C&R Cafe, 3-4 Rupert Court, London W1D 6DY
It’s been pretty cold here recently, and I’ve been dreaming of rich, warm, food that makes you feel like you are wrapped in a blanket. But comfort food doesn’t have to be bland – of course, I get nervous if there are no chilies in the fridge, so my idea of comfort may be biased. Still, Malaysian sambal offers the potential for a warming combination of coconut milk, ground nuts and a lively spice paste. I’ve been researching Malaysian and Indonesian food a lot recently, and have had some success with the kind of strongly-flavoured sambal that you eat as a condiment. I’ll post about that type of sambal soon, but for this dish, I wanted a soupier, sweeter sambal that would work a little like a coconut curry.
Hitting the Asian grocery, I found some really fresh-looking morning glory, or water spinach. Kangkung belacan (morning glory stir fried with shrimp paste and chilies) has long been a favourite dish of mine at Malaysian restaurants, and while it can be hard to come by in the US, it’s quite often sold in Asian stores in the UK. (Apparently, it is actually illegal to possess or sell it in the United States, where it is considered a dangerous weed! Since they serve it in lots of restaurants, I’m guessing that law is not especially well enforced, but it might explain its relative rarity in stores.) In any case, I decided that morning glory would add some nice texture and greenery to the sambal.
Because the stems of morning glory are hollow, they have a slightly chewy texture, even when cooked. And because you cook the stalks whole, without chopping them up, they don’t disappear into a dish like regular spinach would. Thus, they retain their personality even when added to a soupy dish like this one. I like this combination of morning glory and chicken, but this dish is pretty adaptable. Made with shrimp or fish, I’d cut back the coconut milk to just a couple of spoonfuls and increase the fresh chilies and lemongrass. You could also swap the morning glory for long beans or chard.

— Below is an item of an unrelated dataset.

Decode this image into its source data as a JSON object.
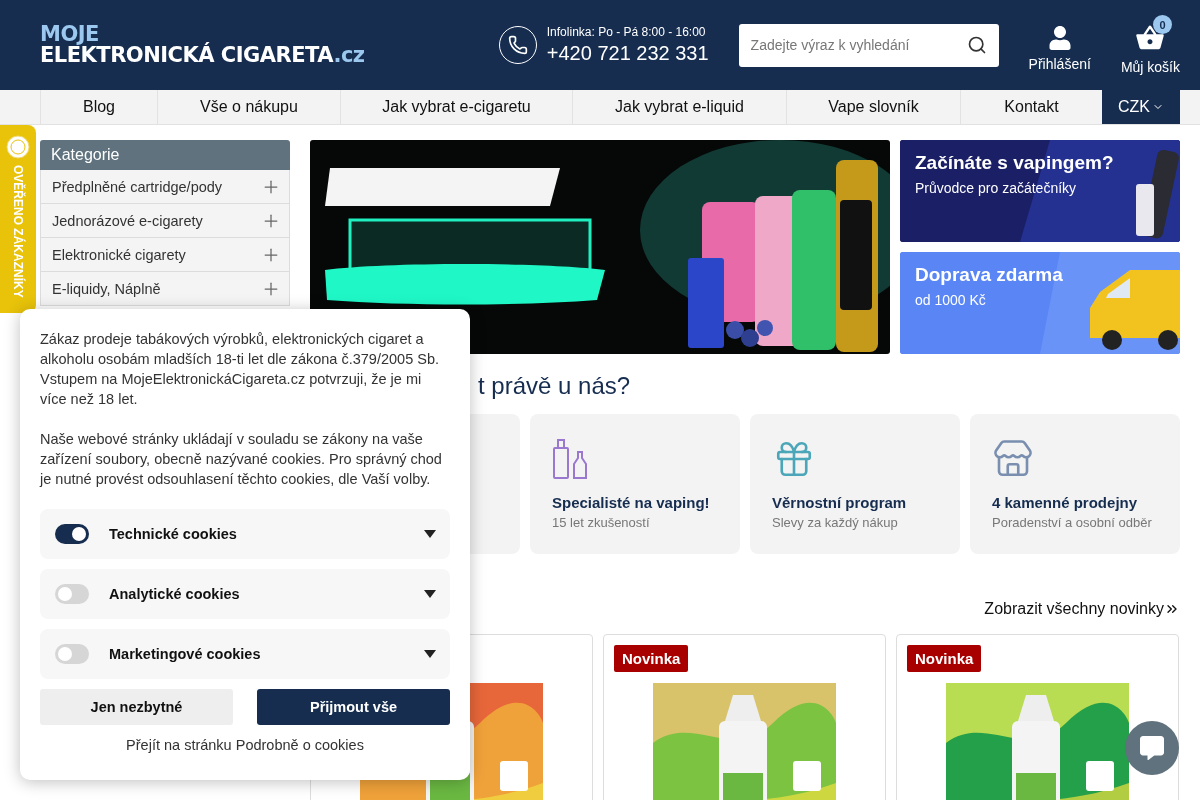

Sambal ayam with morning glory
- 4 shallots
- 2 garlic cloves
- 1 stalks of lemongrass, tender insides only
- 4 or 5 dried red chilies
- 1 or 2 fresh red chilies
- 1 tsp shrimp paste
- 1/4 cup candlenuts or peanuts
- 1/2 a can of coconut milk
- 6 boneless chicken thighs, cut into chunks
- a bunch of morning glory
- a glug of fish sauce to taste
First make the spice paste. Pound the garlic and lemongrass in a mortar and pestle. Chop the fresh chilies into small pieces and then pound them too. Roughly chop the shallots and dried chilies and then put them in a small food processor and pulse till well chopped. Stop before they turn totally to liquid. Turn into a bowl and mix with the pounded ingredients. Add the shrimp paste and stir well to combine. (Note: lots of people think raw shrimp paste smells bad, so put it in at the very end and put the container straight back in the fridge. As soon as you cook it, it begins to smell delicious, so if you find the raw smell a bit off, just get it cooking asap.)
Heat a wok or large pot and add a good glug of oil. When it shimmers, fry the spice paste. You want it bubbling nicely but not burning or sticking to the pan. While it’s cooking, use the same processor to grind the nuts. You want a cornmeal texture, and some bigger bits are ok. Once the paste starts to smell deeply savoury, add the chicken and brown all over. Next add the coconut milk, the ground nuts and a quick glug of fish sauce.
Simmer gently till the chicken is cooked (you don’t want the coconut milk to overheat so keep the heat low). Trim the ends off the morning glory and pick through carefully for bad leaves. When the chicken is cooked, add in the greens and stir until wilted. Taste for salt and sweetness, and sprinkle cilantro leaves on top.